Of course, yes; especially given that most of my career has been spent in male-dominated industries. I know few women who would say otherwise.
I am comfortable in challenging environments. I think, in part, because I grew up as an athlete, have three older brothers who were all athletes, and learned how to take setbacks in stride. I am comfortable competing, and have also had some success using my gender difference to my advantage. I can say unequivocally, however, that this is not the environment at Brookwood or Yesway, where there are many women in senior positions. Their voices and opinions matter and are valued.
I have always been involved in and heavily supportive of organizations that support women in business, not only for networking purposes and to help develop my own career, but also to help with the development and support of other women’s career paths.
CSNews: What barriers to advancement do you see still existing in the c-store industry?
I do not see barriers. What I do see is a really dynamic industry that is changing rapidly and full of opportunity. For example, what seems like just a few years ago, there was a very funny commercial that highlighted how buying sushi at a gas station was a bad idea. Now, you can actually buy very good sushi and all kinds of other fresh, award-wining food at gas stations. As the industry continues to evolve, so too will its related opportunities, and with that will come new voices that will lead this sector going forward. It is no longer an industry that does not cater to women.
There will continue to be an even greater need for women’s voices at the senior levels of the industry to better understand how to meet this consumer base that maybe in the past had been underrepresented. On the Yesway executive team: Ericka Ayles, who was recognized as a TWIC Senior-Level Leader, is chief financial officer; Jen Fermano serves as senior vice president of finance, and was recognized as a TWIC Senior-Level Leader; and Lisa Ham, Yesway’s senior category manager of center store and beer, was a TWIC Rising Star.
CSNews: What is your advice for other industry women looking to rise to higher ranks?
I read the following quote from Sheryl Sandberg a while ago, but it still resonates with me because of my own career decisions: “Treat your career like a jungle gym, not like a ladder.”
In my experience, it’s important to be willing to explore going sideways or even climbing down a rung to get to your ultimate career objective, as opposed to looking at your career path as a one-way ladder. I intentionally left a very good job at a large Fortune 200 company to seek out an opportunity where I could be in an entrepreneurial, fast-paced environment and be involved in the running and development of multiple cross-functional and firmwide initiatives.
Never would I have guessed that by working for a private equity real estate investment firm, I would be recognized as a woman leader in the convenience store industry because of the work we have done over the last few years in creating a new brand from scratch.
It is important to keep your eyes open for opportunity, which may not necessarily mean a direct promotion. It could be changing fields; it could be stepping down into something with less responsibility, but of more interest, that’s going to create greater opportunity going forward. It is important for women at all levels of an organization to be open to all opportunity, as opposed to being narrowly focused on vertical advancement.

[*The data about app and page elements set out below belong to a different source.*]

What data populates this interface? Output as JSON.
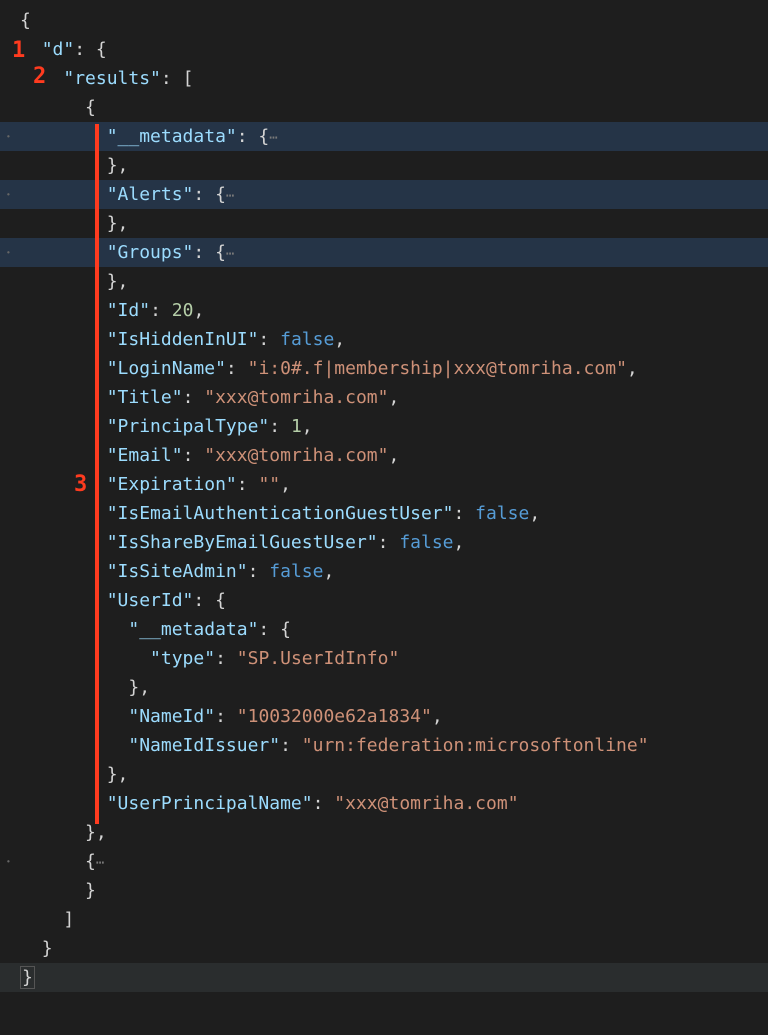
{
  "annotations": {
    "m1": "1",
    "m2": "2",
    "m3": "3"
  },
  "code": {
    "l0": "{",
    "l1_key": "\"d\"",
    "l1_after": ": {",
    "l2_key": "\"results\"",
    "l2_after": ": [",
    "l3": "{",
    "l4_key": "\"__metadata\"",
    "l4_after": ": {",
    "l4_ellipsis": "⋯",
    "l5": "},",
    "l6_key": "\"Alerts\"",
    "l6_after": ": {",
    "l6_ellipsis": "⋯",
    "l7": "},",
    "l8_key": "\"Groups\"",
    "l8_after": ": {",
    "l8_ellipsis": "⋯",
    "l9": "},",
    "l10_key": "\"Id\"",
    "l10_colon": ": ",
    "l10_val": "20",
    "l10_comma": ",",
    "l11_key": "\"IsHiddenInUI\"",
    "l11_colon": ": ",
    "l11_val": "false",
    "l11_comma": ",",
    "l12_key": "\"LoginName\"",
    "l12_colon": ": ",
    "l12_val": "\"i:0#.f|membership|xxx@tomriha.com\"",
    "l12_comma": ",",
    "l13_key": "\"Title\"",
    "l13_colon": ": ",
    "l13_val": "\"xxx@tomriha.com\"",
    "l13_comma": ",",
    "l14_key": "\"PrincipalType\"",
    "l14_colon": ": ",
    "l14_val": "1",
    "l14_comma": ",",
    "l15_key": "\"Email\"",
    "l15_colon": ": ",
    "l15_val": "\"xxx@tomriha.com\"",
    "l15_comma": ",",
    "l16_key": "\"Expiration\"",
    "l16_colon": ": ",
    "l16_val": "\"\"",
    "l16_comma": ",",
    "l17_key": "\"IsEmailAuthenticationGuestUser\"",
    "l17_colon": ": ",
    "l17_val": "false",
    "l17_comma": ",",
    "l18_key": "\"IsShareByEmailGuestUser\"",
    "l18_colon": ": ",
    "l18_val": "false",
    "l18_comma": ",",
    "l19_key": "\"IsSiteAdmin\"",
    "l19_colon": ": ",
    "l19_val": "false",
    "l19_comma": ",",
    "l20_key": "\"UserId\"",
    "l20_after": ": {",
    "l21_key": "\"__metadata\"",
    "l21_after": ": {",
    "l22_key": "\"type\"",
    "l22_colon": ": ",
    "l22_val": "\"SP.UserIdInfo\"",
    "l23": "},",
    "l24_key": "\"NameId\"",
    "l24_colon": ": ",
    "l24_val": "\"10032000e62a1834\"",
    "l24_comma": ",",
    "l25_key": "\"NameIdIssuer\"",
    "l25_colon": ": ",
    "l25_val": "\"urn:federation:microsoftonline\"",
    "l26": "},",
    "l27_key": "\"UserPrincipalName\"",
    "l27_colon": ": ",
    "l27_val": "\"xxx@tomriha.com\"",
    "l28": "},",
    "l29": "{",
    "l29_ellipsis": "⋯",
    "l30": "}",
    "l31": "]",
    "l32": "}",
    "l33": "}"
  },
  "indent": {
    "i0": "",
    "i1": "  ",
    "i2": "    ",
    "i3": "      ",
    "i4": "        ",
    "i5": "          ",
    "i6": "            "
  }
}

It is also important to have experience that is broad-based, especially in an industry that is as dynamic as this one. The c-store sector is experiencing both a tremendous amount of consolidation and evolution. In dynamic industries, the people who tend to succeed the most, whether man or woman, are those who can best adapt to change, learn new skills, and wear multiple hats. The more you can juggle multiple roles, and the greater number of skillsets you can develop, the better.